Coming to the conclusion that a relationship needs to end is an extremely difficult one. It usually takes months, or even years, for a person to get to that point; and by then, you’re so overcome with raw emotion that just making the decision can almost seem like a weight being lifted off of you and you want to charge forward, to get on with your life. The question becomes, how do you do that? What steps do you need to take to actually move forward? One of the first steps you should take is to consult with a divorce attorney.
How to Divorce in NJ
The process of getting divorced in New Jersey can be a rather complex one. Any missteps could result in substantial added costs being incurred both emotionally and financially and could result in delaying your divorce. Because of this it is important that you speak with someone who knows how to divorce in New Jersey. More specifically, speak to a divorce attorney who practices in your county .
At some point, one of you is going to file for divorce. Where the matter goes from that point, and how long it takes to reach a conclusion depends almost entirely upon you and your spouse. The sooner you can reach an agreement on the various issues in your case, the sooner you will be divorced. However, saying you can reach an agreement is usually easier said than done. Each case must be considered and evaluated on its individual facts. How will the property be divided? Are children involved? Will there be alimony and child support? Each of these issues is critical and could impact you for years to come. This is why it is so very important to hire a divorce attorney that is well-versed in the constantly changing arena of family law in NJ.
While you are going through your divorce process, you will hear many terms you might not understand. “Case Management” “Early Settlement Panels” and “Discovery” are just a few examples. It is important to find a divorce attorney who will take the time to explain these terms and this process to you so that you can understand exactly what his happening, and exactly what your potential risk and rewards could be.
Divorce can be an extremely traumatic and trying process.

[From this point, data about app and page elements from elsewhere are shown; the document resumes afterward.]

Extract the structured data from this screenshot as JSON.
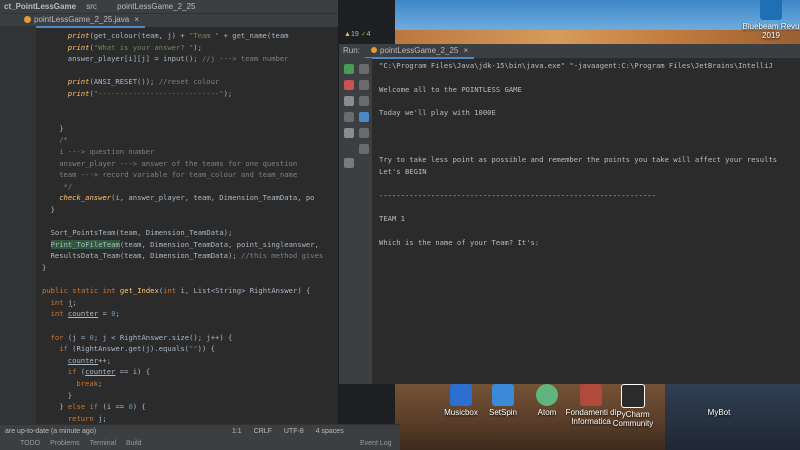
{
  "ide": {
    "project_title": "ct_PointLessGame",
    "breadcrumb_src": "src",
    "breadcrumb_file": "pointLessGame_2_25",
    "tab_file": "pointLessGame_2_25.java",
    "code_lines": [
      {
        "indent": 6,
        "parts": [
          [
            "it",
            "print"
          ],
          [
            "",
            "(get_colour(team, j) + "
          ],
          [
            "str",
            "\"Team \""
          ],
          [
            "",
            " + get_name(team"
          ]
        ]
      },
      {
        "indent": 6,
        "parts": [
          [
            "it",
            "print"
          ],
          [
            "",
            "("
          ],
          [
            "str",
            "\"What is your answer? \""
          ],
          [
            "",
            ");"
          ]
        ]
      },
      {
        "indent": 6,
        "parts": [
          [
            "",
            "answer_player[i][j] = input(); "
          ],
          [
            "cm",
            "//j ---> team number"
          ]
        ]
      },
      {
        "indent": 0,
        "parts": []
      },
      {
        "indent": 6,
        "parts": [
          [
            "it",
            "print"
          ],
          [
            "",
            "(ANSI_RESET()); "
          ],
          [
            "cm",
            "//reset colour"
          ]
        ]
      },
      {
        "indent": 6,
        "parts": [
          [
            "it",
            "print"
          ],
          [
            "",
            "("
          ],
          [
            "str",
            "\"----------------------------\""
          ],
          [
            "",
            ");"
          ]
        ]
      },
      {
        "indent": 0,
        "parts": []
      },
      {
        "indent": 0,
        "parts": []
      },
      {
        "indent": 4,
        "parts": [
          [
            "",
            "}"
          ]
        ]
      },
      {
        "indent": 4,
        "parts": [
          [
            "cm",
            "/*"
          ]
        ]
      },
      {
        "indent": 4,
        "parts": [
          [
            "cm",
            "i ---> question number"
          ]
        ]
      },
      {
        "indent": 4,
        "parts": [
          [
            "cm",
            "answer_player ---> answer of the teams for one question"
          ]
        ]
      },
      {
        "indent": 4,
        "parts": [
          [
            "cm",
            "team ---> record variable for team_colour and team_name"
          ]
        ]
      },
      {
        "indent": 4,
        "parts": [
          [
            "cm",
            " */"
          ]
        ]
      },
      {
        "indent": 4,
        "parts": [
          [
            "it",
            "check_answer"
          ],
          [
            "",
            "(i, answer_player, team, Dimension_TeamData, po"
          ]
        ]
      },
      {
        "indent": 2,
        "parts": [
          [
            "",
            "}"
          ]
        ]
      },
      {
        "indent": 0,
        "parts": []
      },
      {
        "indent": 2,
        "parts": [
          [
            "",
            "Sort_PointsTeam(team, Dimension_TeamData);"
          ]
        ]
      },
      {
        "indent": 2,
        "parts": [
          [
            "hl",
            "Print_ToFileTeam"
          ],
          [
            "",
            "(team, Dimension_TeamData, point_singleanswer,"
          ]
        ]
      },
      {
        "indent": 2,
        "parts": [
          [
            "",
            "ResultsData_Team(team, Dimension_TeamData); "
          ],
          [
            "cm",
            "//this method gives"
          ]
        ]
      },
      {
        "indent": 0,
        "parts": [
          [
            "",
            "}"
          ]
        ]
      },
      {
        "indent": 0,
        "parts": []
      },
      {
        "indent": 0,
        "parts": [
          [
            "kw",
            "public static int "
          ],
          [
            "fn",
            "get_Index"
          ],
          [
            "",
            "("
          ],
          [
            "kw",
            "int "
          ],
          [
            "",
            "i, List<String> RightAnswer) {"
          ]
        ]
      },
      {
        "indent": 2,
        "parts": [
          [
            "kw",
            "int "
          ],
          [
            "und",
            "j"
          ],
          [
            "",
            ";"
          ]
        ]
      },
      {
        "indent": 2,
        "parts": [
          [
            "kw",
            "int "
          ],
          [
            "und",
            "counter"
          ],
          [
            "",
            " = "
          ],
          [
            "num",
            "0"
          ],
          [
            "",
            ";"
          ]
        ]
      },
      {
        "indent": 0,
        "parts": []
      },
      {
        "indent": 2,
        "parts": [
          [
            "kw",
            "for "
          ],
          [
            "",
            "(j = "
          ],
          [
            "num",
            "0"
          ],
          [
            "",
            "; j < RightAnswer.size(); j++) {"
          ]
        ]
      },
      {
        "indent": 4,
        "parts": [
          [
            "kw",
            "if "
          ],
          [
            "",
            "(RightAnswer.get(j).equals("
          ],
          [
            "str",
            "\"\""
          ],
          [
            "",
            ")) {"
          ]
        ]
      },
      {
        "indent": 6,
        "parts": [
          [
            "und",
            "counter"
          ],
          [
            "",
            "++;"
          ]
        ]
      },
      {
        "indent": 6,
        "parts": [
          [
            "kw",
            "if "
          ],
          [
            "",
            "("
          ],
          [
            "und",
            "counter"
          ],
          [
            "",
            " == i) {"
          ]
        ]
      },
      {
        "indent": 8,
        "parts": [
          [
            "kw",
            "break"
          ],
          [
            "",
            ";"
          ]
        ]
      },
      {
        "indent": 6,
        "parts": [
          [
            "",
            "}"
          ]
        ]
      },
      {
        "indent": 4,
        "parts": [
          [
            "",
            "} "
          ],
          [
            "kw",
            "else if "
          ],
          [
            "",
            "(i == "
          ],
          [
            "num",
            "0"
          ],
          [
            "",
            ") {"
          ]
        ]
      },
      {
        "indent": 6,
        "parts": [
          [
            "kw",
            "return "
          ],
          [
            "",
            "j;"
          ]
        ]
      }
    ],
    "status_message": "are up-to-date (a minute ago)",
    "position": "1:1",
    "line_sep": "CRLF",
    "encoding": "UTF-8",
    "indent": "4 spaces",
    "bottom_tabs": [
      "TODO",
      "Problems",
      "Terminal",
      "Build"
    ],
    "event_log": "Event Log",
    "warning_count": "19",
    "check_count": "4"
  },
  "run": {
    "label": "Run:",
    "tab": "pointLessGame_2_25",
    "console_lines": [
      "\"C:\\Program Files\\Java\\jdk-15\\bin\\java.exe\" \"-javaagent:C:\\Program Files\\JetBrains\\IntelliJ",
      "",
      "Welcome all to the POINTLESS GAME",
      "",
      "Today we'll play with 1000E",
      "",
      "",
      "",
      "Try to take less point as possible and remember the points you take will affect your results",
      "Let's BEGIN",
      "",
      "----------------------------------------------------------------",
      "",
      "TEAM 1",
      "",
      "Which is the name of your Team? It's:"
    ]
  },
  "desktop": {
    "icons": [
      {
        "label": "Bluebeam Revu 2019",
        "color": "#1f6fb5"
      },
      {
        "label": "Musicbox",
        "color": "#2d6fd1"
      },
      {
        "label": "SetSpin",
        "color": "#3a8ad8"
      },
      {
        "label": "Atom",
        "color": "#5fb57d"
      },
      {
        "label": "Fondamenti di Informatica",
        "color": "#b04a3a"
      },
      {
        "label": "PyCharm Community",
        "color": "#2b2b2b"
      },
      {
        "label": "MyBot",
        "color": "#777777"
      }
    ]
  }
}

You most likely will need to go through the issues of dividing and distributing property, finding new living accommodations, coming to a decision on child visitation and support, the list goes on. A lot of negative emotions begin to surface during the process. Ms. Friedland and Mr. Shauger are experienced divorce attorneys who have been down this road with many clients before and can help you resolve these issues as quickly as possible. Ms. Friedland and Mr. Shauger will counsel you on the relevant issues of your case and will help you approach your situation with reason rather than emotion. In doing so, your chances of creating a workable agreement with your spouse will be greater and there will be fewer traumas for all involved. Like you, it our attorneys goal is to help you resolve your divorce as quickly and efficiently, with as little stress as possible.
Ms. Friedland is also a trained mediator and has been approved for admission to the roster of Mediators for Economic Aspects of Family Law Cases administered through the New Jersey Superior Court.
Divorce Alternatives in NJ
Not every divorce needs to be litigated. On average, only 3% of all divorces in New Jersey have to be tried. That means that 97% of all other couples could get divorce have found another way to get through the process. Some of them started out in litigation and were able to reach an agreement somewhere along the way. Some of them opted to try one of the other alternate forms of divorcing in New Jersey such as mediation or a collaborative law divorce.
Mediation is a form of divorce in which the parties agree to sit down with a trained mediator to try to work out a agreement that both of them can live with. The Mediator will then act as a neutral third party who can assist the couple by offering suggestions, investigating options, and exploring possibilities in the hope of coming to a final agreement. Ms. Friedland is trained to provide divorce mediation in New Jersey.
Another option you might want to consider is a collaborative divorce. In a collaborative divorce, both parties are represented by independent attorney’s who will negotiate on their behalf. The couple then works with the attorneys to create a team to help them reach a fair agreement that everyone can live with. This is an excellent option for a couple that feels they require more guidance or assistance than what they would get in mediation, but still wants to avoid the time and cost that could be involved in litigating their divorce. Ms. Friedland has been trained to provide collaborative divorce representation in New Jersey.
Complex divorce matters
As we said before, every divorce is different and must be assessed on the individual facts of the case. While some people are able to resolve their issues quickly, with little information needing to be exchanged, others can be quite complex. Are there businesses involved that need to be valued? If so, are there issues about income streams and alternate forms of compensation like perks or stock options? Do either of the parties or any of the children have special health or education issues? Are there allegations of money or assets being hidden or even destroyed in anticipation of the divorce? All of these are very important questions that may need to be addressed and it is important that you have a divorce attorney who has experience dealing with these issues and is familiar with the current state of the divorce law in New Jersey.
After You are Divorced
Most people think once they walk out of the courthouse doors after their divorce they are done. Unfortunately, some attorney’s feel the same way. This may not be the case. Are there retirement accounts that need to be divided? If so, there may be papers that need to be prepared and filed with the pension companies. Are there bank accounts or lines of credit that need to be closed? Do you need to establish accounts for paying alimony and child support? Our attorneys know that just because a couple is divorced, this does not necessarily mean that they are “done” and will continue to work with you, even after the courthouse door closes, to make sure you receive the full benefit you may be entitled to.